Any organization or entity that collects the personal data of EU citizens is a data controller. The controller is responsible for obtaining consent and complying with the requests of the data subject in the event that the data subject opts out of an agreement or asks that its data be deleted—even if the data in question is in the possession of a data processor.
A data processor is any organization or entity that handles the personal data collected by the data controller. Although the controller is responsible for managing consent and other communications with data subjects, processors still can be penalized for noncompliance. They also face additional requirements specific to their roles as processors of the original data.
According to Article 4(5) of the GDPR, pseudonymization is defined as “the processing of personal data in such a way that the data can no longer be attributed to a specific data subject without the use of additional information.” The GDPR specifically mentions pseudonymization as an appropriate method for deidentifying data. In fact, Recital 29 mentions incentives for organizations to apply pseudonymization, and Articles 25 and 32 specifically call out pseudonymization as an appropriate technical measure for protecting personal data.
How Tokenization Can Help With GDPR CRM Compliance
When implemented properly, security technologies such as tokenization can play a significant role in protecting sensitive data sets to meet the requirements of GDPR CRM compliance. Because tokenization removes sensitive data from internal systems, securely stores it, and then returns a nonsensitive placeholder to organizations for business use, it can virtually eliminate the risk of data theft in the event of a breach. This makes tokenization a particularly useful tool for risk reduction and compliance.

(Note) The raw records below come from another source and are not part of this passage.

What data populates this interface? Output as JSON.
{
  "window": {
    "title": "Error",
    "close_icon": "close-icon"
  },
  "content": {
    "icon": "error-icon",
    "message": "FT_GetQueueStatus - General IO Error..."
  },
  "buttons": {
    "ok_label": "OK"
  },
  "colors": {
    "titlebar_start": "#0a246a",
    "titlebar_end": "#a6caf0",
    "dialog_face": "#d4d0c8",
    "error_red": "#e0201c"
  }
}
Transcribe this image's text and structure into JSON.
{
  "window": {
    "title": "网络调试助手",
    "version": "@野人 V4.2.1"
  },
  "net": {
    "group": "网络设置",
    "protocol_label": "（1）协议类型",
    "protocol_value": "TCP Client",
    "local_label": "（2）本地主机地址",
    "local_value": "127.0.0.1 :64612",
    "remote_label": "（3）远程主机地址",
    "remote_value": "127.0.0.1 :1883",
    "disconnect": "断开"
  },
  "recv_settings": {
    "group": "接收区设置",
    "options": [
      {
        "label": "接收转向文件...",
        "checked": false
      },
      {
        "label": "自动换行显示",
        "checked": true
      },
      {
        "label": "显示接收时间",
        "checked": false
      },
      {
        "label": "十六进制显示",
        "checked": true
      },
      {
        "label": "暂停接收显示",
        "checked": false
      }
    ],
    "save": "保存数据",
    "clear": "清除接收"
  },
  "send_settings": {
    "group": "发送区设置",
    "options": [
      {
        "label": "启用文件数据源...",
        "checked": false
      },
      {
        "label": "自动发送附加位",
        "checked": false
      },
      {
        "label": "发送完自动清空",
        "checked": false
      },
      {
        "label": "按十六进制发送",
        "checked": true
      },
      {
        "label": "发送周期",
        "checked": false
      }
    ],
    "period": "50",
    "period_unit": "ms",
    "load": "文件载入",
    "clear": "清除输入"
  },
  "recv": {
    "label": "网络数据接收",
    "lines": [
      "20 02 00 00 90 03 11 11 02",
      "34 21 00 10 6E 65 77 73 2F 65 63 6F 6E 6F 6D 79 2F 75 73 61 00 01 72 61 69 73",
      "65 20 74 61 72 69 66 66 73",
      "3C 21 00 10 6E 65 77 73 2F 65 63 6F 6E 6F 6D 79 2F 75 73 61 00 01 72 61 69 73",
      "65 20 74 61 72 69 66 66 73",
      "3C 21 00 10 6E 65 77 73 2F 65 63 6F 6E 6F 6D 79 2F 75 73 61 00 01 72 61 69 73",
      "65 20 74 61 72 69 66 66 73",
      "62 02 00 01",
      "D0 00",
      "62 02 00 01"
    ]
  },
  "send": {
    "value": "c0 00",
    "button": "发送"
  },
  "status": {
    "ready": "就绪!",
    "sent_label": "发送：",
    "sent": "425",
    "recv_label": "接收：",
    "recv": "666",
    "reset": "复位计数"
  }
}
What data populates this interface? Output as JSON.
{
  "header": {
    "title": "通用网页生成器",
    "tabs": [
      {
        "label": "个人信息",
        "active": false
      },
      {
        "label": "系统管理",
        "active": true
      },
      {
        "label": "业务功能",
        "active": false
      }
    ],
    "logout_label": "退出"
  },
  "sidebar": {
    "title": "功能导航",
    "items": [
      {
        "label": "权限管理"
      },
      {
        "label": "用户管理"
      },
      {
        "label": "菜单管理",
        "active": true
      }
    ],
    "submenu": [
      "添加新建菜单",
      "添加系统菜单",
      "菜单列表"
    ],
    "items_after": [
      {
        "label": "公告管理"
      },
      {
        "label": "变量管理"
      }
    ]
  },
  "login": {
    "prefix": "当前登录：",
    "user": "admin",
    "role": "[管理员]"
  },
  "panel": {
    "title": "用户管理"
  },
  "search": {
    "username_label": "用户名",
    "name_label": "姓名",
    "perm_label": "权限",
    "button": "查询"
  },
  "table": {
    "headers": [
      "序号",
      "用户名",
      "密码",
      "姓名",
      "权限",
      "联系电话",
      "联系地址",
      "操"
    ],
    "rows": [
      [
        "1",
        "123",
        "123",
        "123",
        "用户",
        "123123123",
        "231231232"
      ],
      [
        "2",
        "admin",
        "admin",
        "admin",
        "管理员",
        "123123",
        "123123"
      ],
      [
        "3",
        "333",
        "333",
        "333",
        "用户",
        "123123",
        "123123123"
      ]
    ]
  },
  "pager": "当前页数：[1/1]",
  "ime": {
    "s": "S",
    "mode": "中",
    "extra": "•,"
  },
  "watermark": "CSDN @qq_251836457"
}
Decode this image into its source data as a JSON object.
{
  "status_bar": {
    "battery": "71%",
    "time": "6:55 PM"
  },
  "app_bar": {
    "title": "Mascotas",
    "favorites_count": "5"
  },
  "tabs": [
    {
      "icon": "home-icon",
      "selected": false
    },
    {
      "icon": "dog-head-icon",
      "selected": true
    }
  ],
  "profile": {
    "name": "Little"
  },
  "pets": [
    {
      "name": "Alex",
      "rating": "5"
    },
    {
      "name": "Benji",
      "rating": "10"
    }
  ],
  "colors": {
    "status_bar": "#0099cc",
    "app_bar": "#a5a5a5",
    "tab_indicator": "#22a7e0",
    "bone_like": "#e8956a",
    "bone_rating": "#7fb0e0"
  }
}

Tokenization not only secures sensitive data, but it also devalues it. In other words, it desensitizes the data via the process of pseudonymization, which we mentioned previously as an effective compliance strategy. Additionally, tokenization can help organizations fulfill certain measures of GDPR CRM compliance and requests from data subjects. With the right security controls in place, protected data can be temporarily detokenized when the information is required for processing or is requested by the data subject. In the event that an individual requests to be forgotten, an organization can simply delete the token on the tokenization provider’s system to comply with that request.
Yet another benefit of tokenization is that in the event of a data breach, an organization may not have to notify the affected individuals. If a threat actor infiltrates your environment, tokens—not personal data—are the only information that could be stolen. In effect, no data breach has actually occurred; therefore, there’s no need to issue a breach notification.
As we mentioned earlier, though, the best compliance tip we can give you is to follow the advice and expertise of your organization’s legal and security teams. This blog is meant to be a primer—not comprehensive, exhaustive guidance.
One more important thing to keep in mind: Don’t get caught up in the GDPR CRM compliance struggle. Instead of focusing too much on individual controls or determining how to achieve minimum compliance, take a data-centric approach that prioritizes security and risk reduction. If those concerns are satisfied sufficiently, compliance virtually takes care of itself.